When I graduated from my first round of Seminary in 2012 with a Master of Arts in Bible and Theology, I searched nationwide for any Church that seemed to be affirming of LGBT people that had postings. I applied in at least 5 different denominations, and probably sent out at least 70 resumes to Churches. I had a few interviews, but I have to think that for many of the positions, that having a transgender woman running a program was still a bit more than their churches were ready for. The positions were of various types- Director of Education, Youth Pastor, Director of Faith Formation, and many other titles. I was open to doing whatever God called me to do in a Church as I spent time discerning a call for ordained ministry.

But it took until last year for a Church to finally say that they wanted me. I had actually interacted with the Church previously, and had helped them in their process to become open and affirming. Now they had an opening for a Senior High Youth Leader. I applied and got the position, with the knowledge being out there that I was Trans and would like to transition to living as female before too long after taking the position. But I was so nervous. I wasn’t the extrovert like all the people I knew who received degrees in Youth Ministry. I just hoped that I would do ok.

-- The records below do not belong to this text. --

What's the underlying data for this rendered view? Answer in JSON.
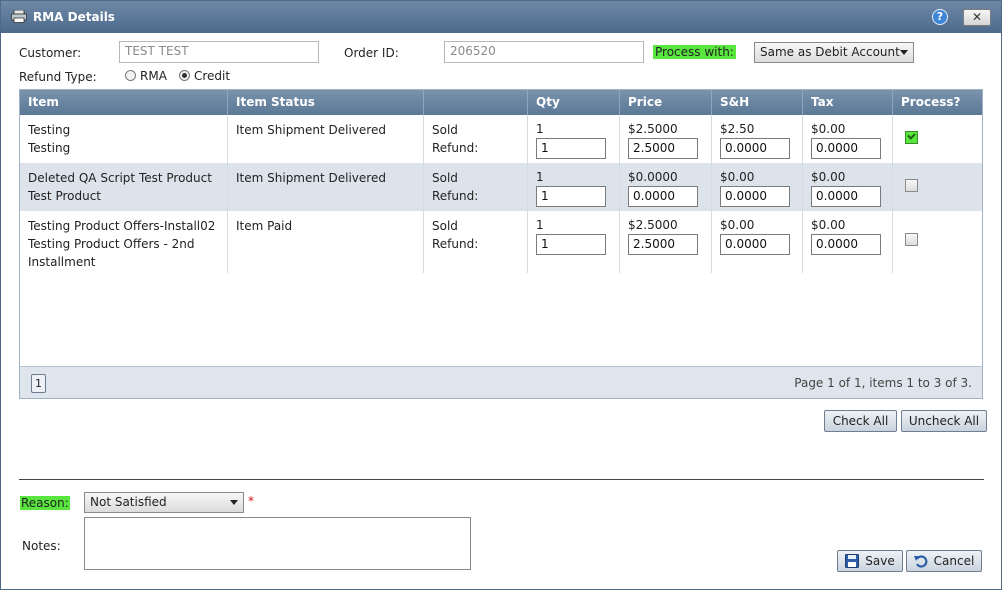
{
  "window": {
    "title": "RMA Details",
    "help": "?",
    "close": "✕"
  },
  "form": {
    "customer_label": "Customer:",
    "customer_value": "TEST TEST",
    "order_label": "Order ID:",
    "order_value": "206520",
    "process_label": "Process with:",
    "process_value": "Same as Debit Account",
    "refund_type_label": "Refund Type:",
    "refund_options": [
      "RMA",
      "Credit"
    ],
    "refund_selected": "Credit"
  },
  "grid": {
    "columns": [
      "Item",
      "Item Status",
      "",
      "Qty",
      "Price",
      "S&H",
      "Tax",
      "Process?"
    ],
    "sold_label": "Sold",
    "refund_label": "Refund:",
    "rows": [
      {
        "item_lines": [
          "Testing",
          "Testing"
        ],
        "status": "Item Shipment Delivered",
        "qty_sold": "1",
        "qty_refund": "1",
        "price_sold": "$2.5000",
        "price_refund": "2.5000",
        "sh_sold": "$2.50",
        "sh_refund": "0.0000",
        "tax_sold": "$0.00",
        "tax_refund": "0.0000",
        "process": true
      },
      {
        "item_lines": [
          "Deleted QA Script Test Product",
          "Test Product"
        ],
        "status": "Item Shipment Delivered",
        "qty_sold": "1",
        "qty_refund": "1",
        "price_sold": "$0.0000",
        "price_refund": "0.0000",
        "sh_sold": "$0.00",
        "sh_refund": "0.0000",
        "tax_sold": "$0.00",
        "tax_refund": "0.0000",
        "process": false
      },
      {
        "item_lines": [
          "Testing Product Offers-Install02",
          "Testing Product Offers - 2nd",
          "Installment"
        ],
        "status": "Item Paid",
        "qty_sold": "1",
        "qty_refund": "1",
        "price_sold": "$2.5000",
        "price_refund": "2.5000",
        "sh_sold": "$0.00",
        "sh_refund": "0.0000",
        "tax_sold": "$0.00",
        "tax_refund": "0.0000",
        "process": false
      }
    ],
    "pager": {
      "page_button": "1",
      "info": "Page 1 of 1, items 1 to 3 of 3."
    }
  },
  "actions": {
    "check_all": "Check All",
    "uncheck_all": "Uncheck All",
    "save": "Save",
    "cancel": "Cancel"
  },
  "bottom": {
    "reason_label": "Reason:",
    "reason_value": "Not Satisfied",
    "required_mark": "*",
    "notes_label": "Notes:",
    "notes_value": ""
  },
  "colors": {
    "highlight": "#58e63e",
    "header": "#5b7896",
    "alt_row": "#dde3ea"
  }
}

Once it came time to discuss with the whole congregation my plans to transition, I became aware that (as far as I can tell)- I am possibly the first Transgender Youth Pastor in the country. There are Transgender Pastors (though more often Trans Men than Trans Women), and there are lots of Trans people who work with youth, but in all my searching, I could not find any one else who had gone down this sort of path.  That made it even a tad bit more intimidating. We have risen to the challenge, and I find that the Youth have been very receptive to my journey. In fact, I hope that the youth are learning from the lesson of me being authentic, so that instead of waiting till 10 years out of high school to pursue authenticity, that they can better figure themselves out earlier in life. I hope that they see that faith can bring life and not just judgement and pain. I hope.

But that does not mean it has not been without challenges. There is not really anyone that I can go to and say “how did you do this during your transition as a youth pastor”. Instead I discuss and pray and hope that I make the right choice. I’m confronted with challenges about what to do with Chaperones, or cabin set ups at retreats, or how to interact with parents and the congregation. It has been a challenge. But every time I feel down, God finds a way to help me get back up. Whether its kind words from my wife, one of the youth being awesome, or one of the staff members saying something encouraging. It makes a difference.

I hope this blog enables me to give you a glimpse into my journey, and into the challenges I face, as well as the joys I celebrate. Blessings on your new week everyone!

-Em